However, a study published in Plos Biology on Wednesday shows that some of the effects of dad's consumption of nicotine on his children can be transferred ̵
In the FDA's current tobacco warnings, Bhide says Inverse there is "nothing about men who smoke anytime." His paper suggests that it's time this changes.
Generic Nicotine Mice Generations of Brains
The link between a mother's use of nicotine and cognitive problems such as ADHD in her children has been well established, and some prior analysis of existing data has provided a "clue" that a father's smoking the same problems with his children, says Bhide. However, the new study is the first to show that the compound is a robust phenomenon.
In the experiments, Bhide's team gave nicotine-laced water to 12 male mice during the period in which they produced sperm, and then mated those mice with women who were not exposed to nicotine. The children showed all the features such as hyperactivity, attention deficit syndrome and cognitive inflexibility that were tested on difficult mouse tasks called Barnes Maze and Y-Maze.
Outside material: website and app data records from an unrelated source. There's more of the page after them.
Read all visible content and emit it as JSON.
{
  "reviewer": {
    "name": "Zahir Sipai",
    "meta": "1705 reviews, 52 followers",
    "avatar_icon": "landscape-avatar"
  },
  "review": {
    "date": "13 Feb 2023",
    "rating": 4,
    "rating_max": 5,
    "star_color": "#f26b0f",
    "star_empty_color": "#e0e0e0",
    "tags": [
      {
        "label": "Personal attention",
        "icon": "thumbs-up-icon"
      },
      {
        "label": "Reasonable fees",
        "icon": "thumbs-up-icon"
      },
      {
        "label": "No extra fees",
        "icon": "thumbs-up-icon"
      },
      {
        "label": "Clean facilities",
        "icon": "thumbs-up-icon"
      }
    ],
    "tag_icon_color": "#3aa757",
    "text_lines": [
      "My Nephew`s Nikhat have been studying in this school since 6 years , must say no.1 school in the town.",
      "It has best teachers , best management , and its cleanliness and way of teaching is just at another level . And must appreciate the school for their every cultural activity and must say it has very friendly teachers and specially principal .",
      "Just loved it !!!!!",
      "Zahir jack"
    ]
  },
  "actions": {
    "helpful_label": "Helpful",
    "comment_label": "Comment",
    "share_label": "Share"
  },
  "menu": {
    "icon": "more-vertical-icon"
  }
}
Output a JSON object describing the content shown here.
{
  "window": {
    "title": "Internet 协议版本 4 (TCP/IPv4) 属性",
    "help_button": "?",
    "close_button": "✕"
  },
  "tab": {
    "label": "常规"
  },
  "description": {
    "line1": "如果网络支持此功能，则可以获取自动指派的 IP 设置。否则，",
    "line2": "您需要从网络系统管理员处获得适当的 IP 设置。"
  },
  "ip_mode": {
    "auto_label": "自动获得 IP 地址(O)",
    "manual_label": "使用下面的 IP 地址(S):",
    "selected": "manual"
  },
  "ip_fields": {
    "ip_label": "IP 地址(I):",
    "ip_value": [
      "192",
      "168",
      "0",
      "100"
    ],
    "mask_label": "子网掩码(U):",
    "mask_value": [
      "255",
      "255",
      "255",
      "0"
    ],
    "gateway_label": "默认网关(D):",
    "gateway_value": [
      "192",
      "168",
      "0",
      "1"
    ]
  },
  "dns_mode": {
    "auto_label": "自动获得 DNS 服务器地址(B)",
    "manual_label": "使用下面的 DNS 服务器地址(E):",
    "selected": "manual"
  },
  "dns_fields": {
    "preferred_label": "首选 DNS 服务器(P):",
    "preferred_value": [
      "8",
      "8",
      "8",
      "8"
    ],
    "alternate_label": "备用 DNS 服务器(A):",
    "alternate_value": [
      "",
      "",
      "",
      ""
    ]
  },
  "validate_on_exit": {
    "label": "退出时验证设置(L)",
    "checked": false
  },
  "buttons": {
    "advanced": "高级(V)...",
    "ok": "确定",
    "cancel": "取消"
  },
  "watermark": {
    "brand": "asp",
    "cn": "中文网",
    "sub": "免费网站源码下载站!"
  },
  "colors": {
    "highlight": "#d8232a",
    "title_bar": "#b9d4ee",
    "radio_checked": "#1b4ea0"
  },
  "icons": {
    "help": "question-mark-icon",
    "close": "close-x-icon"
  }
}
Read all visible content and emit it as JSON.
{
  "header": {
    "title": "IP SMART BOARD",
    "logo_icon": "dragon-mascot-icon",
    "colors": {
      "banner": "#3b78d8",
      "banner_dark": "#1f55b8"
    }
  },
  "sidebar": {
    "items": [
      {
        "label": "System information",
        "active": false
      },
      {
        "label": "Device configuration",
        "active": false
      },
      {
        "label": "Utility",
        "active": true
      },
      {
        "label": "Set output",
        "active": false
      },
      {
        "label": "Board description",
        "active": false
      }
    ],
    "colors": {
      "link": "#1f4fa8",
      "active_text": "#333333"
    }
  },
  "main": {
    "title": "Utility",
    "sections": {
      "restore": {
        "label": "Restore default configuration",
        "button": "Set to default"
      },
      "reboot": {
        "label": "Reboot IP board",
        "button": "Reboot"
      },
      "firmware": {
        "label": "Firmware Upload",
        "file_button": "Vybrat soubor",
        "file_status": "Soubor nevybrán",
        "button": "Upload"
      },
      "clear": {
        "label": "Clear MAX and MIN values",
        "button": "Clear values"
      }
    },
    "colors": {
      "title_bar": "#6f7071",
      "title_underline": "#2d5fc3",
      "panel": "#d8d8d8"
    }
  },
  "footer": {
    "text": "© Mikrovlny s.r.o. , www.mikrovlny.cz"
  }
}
Using females of this generation of mice, the team induced mating with males from a separate, nicotine-free group. As the babies of this generation grew up, it was clear that the cognitive effects persisted again, but to a lesser extent.
"There was not much known about the effects of smoking on their children and grandchildren," says Bhide. "Our study shows that paternal nicotine exposure can be harmful to offspring in several generations." But what he wanted to know was like .
It is clear that nicotine-induced changes in the original "grandfather" DNA have been passed down through generations, meaning that these changes must be present in the DNA of its sperm. When the team looked at sperm from the original males, they saw that several genes carried "epigenetic modifications" – fickle physical changes to the DNA that make certain genes more or less usable. They were referred to by scientists as "ornaments on a Christmas tree".
One of the genes affected by epigenetic modifications was the dopamine D2 gene, which is involved in brain development and learning.
The team's hypothesis is that these epigenetic changes triggered by nicotine exposure were passed through the sperm of the original generation to the children of the next. The changes remained to some extent in the DNA of these children, so some "decorations" were removed from the DNA Christmas tree, so the cognitive problems in the last generation were not so robust.
Epigenetics is a relatively new field that is not fully understood. "We do not know the answers to all these things," says Bhide.
The Threat of Man
Some critics, Bhide argues, have argued that the results of his mouse study can not be applied to humans. "That's unfortunate, because at least [they could] give him a chance," he says. "There's nothing to lose by saying, 'That could happen, so be careful.'"
It is true that it was not a study on humans that shows that the effects of nicotine are passed down through generations through men. Unfortunately, Bhide says, it would be virtually impossible to do these studies, at least in the current population of potential subjects, because smoking and ADHD go hand in hand. In other words, you can not say that a child has ADHD. because her father smoked, if one can not say whether the father actually had nicotine-induced changes in his sperm or if he even wore other ADHD-bound genes. That said, there is less direct evidence, largely retrospective queries from existing data, showing that paternal nicotine exposure increases the risk of ADHD for children. "Findings from humans and animal models are fairly consistent in terms of nicotine exposure to the mother," says Bhide. "I see no reason why this should not apply to paternal studies on nicotine exposure."
What now? Apart from the usual warnings about anti-cancer smoking, Bhide says it's time for men to think that nicotine could be affected by their germ cells – their sperm – and give their children lasting changes. You should also keep in mind that the results are likely to apply to all types of nicotine use: cigarettes, e-cigarettes, vapes, JUULs and even chewing tobacco.
It is not clear how long the epigenetic effects of smoking will affect a man's semen. So it's probably safest for future dads to take the side of caution. "Our study raises concern to another level," says Bhide, "Father's Smoking Status Before and At Conception!"
Bhide and his team have taken the first important step in finding out how risky it is for future dads to smoke by demonstrating that children's cognitive effects are a real phenomenon due to their fathers' nicotine exposure.
We may not know what it is – our hypotheses may be wrong, "says Bhide," but somehow it happens. "